_What the task asks:_ The response must contain every line below in which "data" appears.
● ● ●
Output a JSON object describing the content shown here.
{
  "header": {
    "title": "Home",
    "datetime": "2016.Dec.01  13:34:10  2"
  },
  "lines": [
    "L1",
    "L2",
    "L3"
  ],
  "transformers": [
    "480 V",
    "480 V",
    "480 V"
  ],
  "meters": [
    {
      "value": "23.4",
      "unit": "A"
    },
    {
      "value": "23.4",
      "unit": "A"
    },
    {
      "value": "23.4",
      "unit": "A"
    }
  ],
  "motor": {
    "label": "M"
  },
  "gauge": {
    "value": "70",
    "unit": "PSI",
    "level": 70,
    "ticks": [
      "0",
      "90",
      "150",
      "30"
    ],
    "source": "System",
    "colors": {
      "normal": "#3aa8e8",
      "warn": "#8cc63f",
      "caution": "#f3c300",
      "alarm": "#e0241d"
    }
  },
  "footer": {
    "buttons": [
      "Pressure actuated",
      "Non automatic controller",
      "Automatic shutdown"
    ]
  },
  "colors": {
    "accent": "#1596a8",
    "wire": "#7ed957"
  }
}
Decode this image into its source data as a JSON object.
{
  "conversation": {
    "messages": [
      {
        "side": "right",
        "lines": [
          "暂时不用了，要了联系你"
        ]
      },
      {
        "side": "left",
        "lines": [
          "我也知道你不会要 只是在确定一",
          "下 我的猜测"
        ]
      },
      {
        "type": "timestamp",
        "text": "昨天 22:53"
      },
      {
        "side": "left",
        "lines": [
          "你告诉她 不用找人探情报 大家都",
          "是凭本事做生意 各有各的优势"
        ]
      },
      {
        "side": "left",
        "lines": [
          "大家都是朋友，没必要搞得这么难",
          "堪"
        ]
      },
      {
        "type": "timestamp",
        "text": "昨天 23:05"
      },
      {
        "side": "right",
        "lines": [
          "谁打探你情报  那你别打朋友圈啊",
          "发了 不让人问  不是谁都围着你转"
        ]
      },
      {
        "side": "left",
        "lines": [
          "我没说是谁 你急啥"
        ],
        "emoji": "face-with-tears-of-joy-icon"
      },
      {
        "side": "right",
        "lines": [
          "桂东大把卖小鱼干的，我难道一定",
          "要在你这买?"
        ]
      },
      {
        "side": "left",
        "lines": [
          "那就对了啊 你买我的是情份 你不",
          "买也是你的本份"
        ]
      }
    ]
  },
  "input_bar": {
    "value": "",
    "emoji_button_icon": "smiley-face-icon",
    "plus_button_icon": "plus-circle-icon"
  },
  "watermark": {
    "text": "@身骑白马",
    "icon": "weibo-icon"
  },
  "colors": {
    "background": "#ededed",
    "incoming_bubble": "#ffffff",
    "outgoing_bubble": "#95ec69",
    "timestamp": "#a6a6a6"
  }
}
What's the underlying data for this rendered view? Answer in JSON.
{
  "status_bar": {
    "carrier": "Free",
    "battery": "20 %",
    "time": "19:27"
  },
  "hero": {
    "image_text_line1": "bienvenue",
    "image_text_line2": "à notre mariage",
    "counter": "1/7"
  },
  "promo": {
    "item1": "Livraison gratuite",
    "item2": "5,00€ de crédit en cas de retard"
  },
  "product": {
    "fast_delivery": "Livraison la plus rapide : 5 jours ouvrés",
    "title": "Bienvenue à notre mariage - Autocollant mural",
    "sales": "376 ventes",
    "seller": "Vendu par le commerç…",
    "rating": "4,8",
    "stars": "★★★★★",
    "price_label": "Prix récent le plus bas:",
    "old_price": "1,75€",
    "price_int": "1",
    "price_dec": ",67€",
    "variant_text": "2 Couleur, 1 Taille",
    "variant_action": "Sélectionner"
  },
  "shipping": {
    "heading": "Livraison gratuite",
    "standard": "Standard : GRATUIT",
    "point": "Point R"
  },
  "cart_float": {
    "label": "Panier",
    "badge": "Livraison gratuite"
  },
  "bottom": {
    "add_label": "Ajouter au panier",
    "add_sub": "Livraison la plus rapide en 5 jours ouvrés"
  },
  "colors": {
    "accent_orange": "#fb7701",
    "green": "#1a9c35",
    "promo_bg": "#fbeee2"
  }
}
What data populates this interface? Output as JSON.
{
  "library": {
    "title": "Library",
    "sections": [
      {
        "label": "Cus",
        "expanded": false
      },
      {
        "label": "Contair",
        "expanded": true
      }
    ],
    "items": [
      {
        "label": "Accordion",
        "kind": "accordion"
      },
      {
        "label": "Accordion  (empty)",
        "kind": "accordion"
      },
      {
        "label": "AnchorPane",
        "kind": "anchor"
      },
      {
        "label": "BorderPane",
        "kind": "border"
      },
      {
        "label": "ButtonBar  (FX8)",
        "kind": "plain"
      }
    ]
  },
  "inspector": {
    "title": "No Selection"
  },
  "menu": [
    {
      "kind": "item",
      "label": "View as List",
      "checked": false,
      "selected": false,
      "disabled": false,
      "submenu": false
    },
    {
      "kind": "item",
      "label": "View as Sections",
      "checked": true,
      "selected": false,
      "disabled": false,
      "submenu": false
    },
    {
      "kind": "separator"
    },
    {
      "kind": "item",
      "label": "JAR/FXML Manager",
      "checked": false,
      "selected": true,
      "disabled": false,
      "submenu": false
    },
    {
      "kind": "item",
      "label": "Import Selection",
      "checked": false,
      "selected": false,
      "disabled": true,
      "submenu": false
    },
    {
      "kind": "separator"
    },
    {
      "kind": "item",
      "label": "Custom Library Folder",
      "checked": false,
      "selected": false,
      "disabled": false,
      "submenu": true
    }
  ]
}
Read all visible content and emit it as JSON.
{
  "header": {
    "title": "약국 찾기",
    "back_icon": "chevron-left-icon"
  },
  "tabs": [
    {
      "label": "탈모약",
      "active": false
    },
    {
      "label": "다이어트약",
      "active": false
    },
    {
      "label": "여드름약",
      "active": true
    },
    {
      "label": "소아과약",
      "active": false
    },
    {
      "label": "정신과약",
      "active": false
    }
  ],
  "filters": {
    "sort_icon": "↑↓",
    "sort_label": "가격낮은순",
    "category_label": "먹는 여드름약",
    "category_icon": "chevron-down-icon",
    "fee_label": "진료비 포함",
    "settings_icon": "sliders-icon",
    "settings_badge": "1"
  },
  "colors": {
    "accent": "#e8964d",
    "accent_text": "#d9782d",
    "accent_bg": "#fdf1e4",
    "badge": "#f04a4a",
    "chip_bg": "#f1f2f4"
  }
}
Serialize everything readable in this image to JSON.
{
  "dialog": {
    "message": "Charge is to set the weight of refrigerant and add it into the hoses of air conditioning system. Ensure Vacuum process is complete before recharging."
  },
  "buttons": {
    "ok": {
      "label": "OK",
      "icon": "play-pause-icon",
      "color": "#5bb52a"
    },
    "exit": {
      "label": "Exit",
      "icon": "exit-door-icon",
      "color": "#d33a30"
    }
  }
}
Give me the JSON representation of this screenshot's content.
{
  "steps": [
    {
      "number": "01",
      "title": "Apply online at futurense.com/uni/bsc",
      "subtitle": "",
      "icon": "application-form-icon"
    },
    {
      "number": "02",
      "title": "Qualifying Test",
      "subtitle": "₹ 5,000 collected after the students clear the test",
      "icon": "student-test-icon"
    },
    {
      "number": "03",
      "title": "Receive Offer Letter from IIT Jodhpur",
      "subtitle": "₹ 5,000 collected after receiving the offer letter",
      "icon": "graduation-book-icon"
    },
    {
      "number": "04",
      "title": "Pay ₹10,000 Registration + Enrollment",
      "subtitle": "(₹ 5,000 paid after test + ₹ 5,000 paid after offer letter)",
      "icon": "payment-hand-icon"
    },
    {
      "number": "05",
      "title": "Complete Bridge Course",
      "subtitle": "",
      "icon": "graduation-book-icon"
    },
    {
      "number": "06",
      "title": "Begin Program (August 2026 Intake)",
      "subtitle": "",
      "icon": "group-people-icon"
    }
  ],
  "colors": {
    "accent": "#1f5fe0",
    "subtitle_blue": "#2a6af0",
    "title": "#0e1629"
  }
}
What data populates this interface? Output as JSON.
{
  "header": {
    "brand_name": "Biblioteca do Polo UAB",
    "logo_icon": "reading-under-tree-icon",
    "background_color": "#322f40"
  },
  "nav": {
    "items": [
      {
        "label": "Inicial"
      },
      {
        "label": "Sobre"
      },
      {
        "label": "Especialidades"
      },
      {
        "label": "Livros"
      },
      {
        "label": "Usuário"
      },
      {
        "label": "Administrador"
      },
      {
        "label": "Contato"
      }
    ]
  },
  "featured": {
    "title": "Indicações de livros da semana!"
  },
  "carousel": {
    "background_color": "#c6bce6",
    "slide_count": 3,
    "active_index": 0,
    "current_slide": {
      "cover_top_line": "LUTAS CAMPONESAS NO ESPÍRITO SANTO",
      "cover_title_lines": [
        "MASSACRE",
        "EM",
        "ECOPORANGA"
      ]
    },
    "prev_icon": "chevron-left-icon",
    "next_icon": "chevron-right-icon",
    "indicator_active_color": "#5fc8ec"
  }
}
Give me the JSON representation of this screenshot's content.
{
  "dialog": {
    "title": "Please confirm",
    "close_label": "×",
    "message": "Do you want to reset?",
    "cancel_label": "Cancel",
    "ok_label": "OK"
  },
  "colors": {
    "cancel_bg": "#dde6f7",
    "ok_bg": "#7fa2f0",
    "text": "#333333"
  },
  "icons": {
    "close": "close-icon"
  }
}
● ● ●
_Solution:_
Decode this image into its source data as a JSON object.
What's the underlying data for this rendered view? Answer in JSON.
What data populates this interface? Output as JSON.
What data populates this interface? Output as JSON.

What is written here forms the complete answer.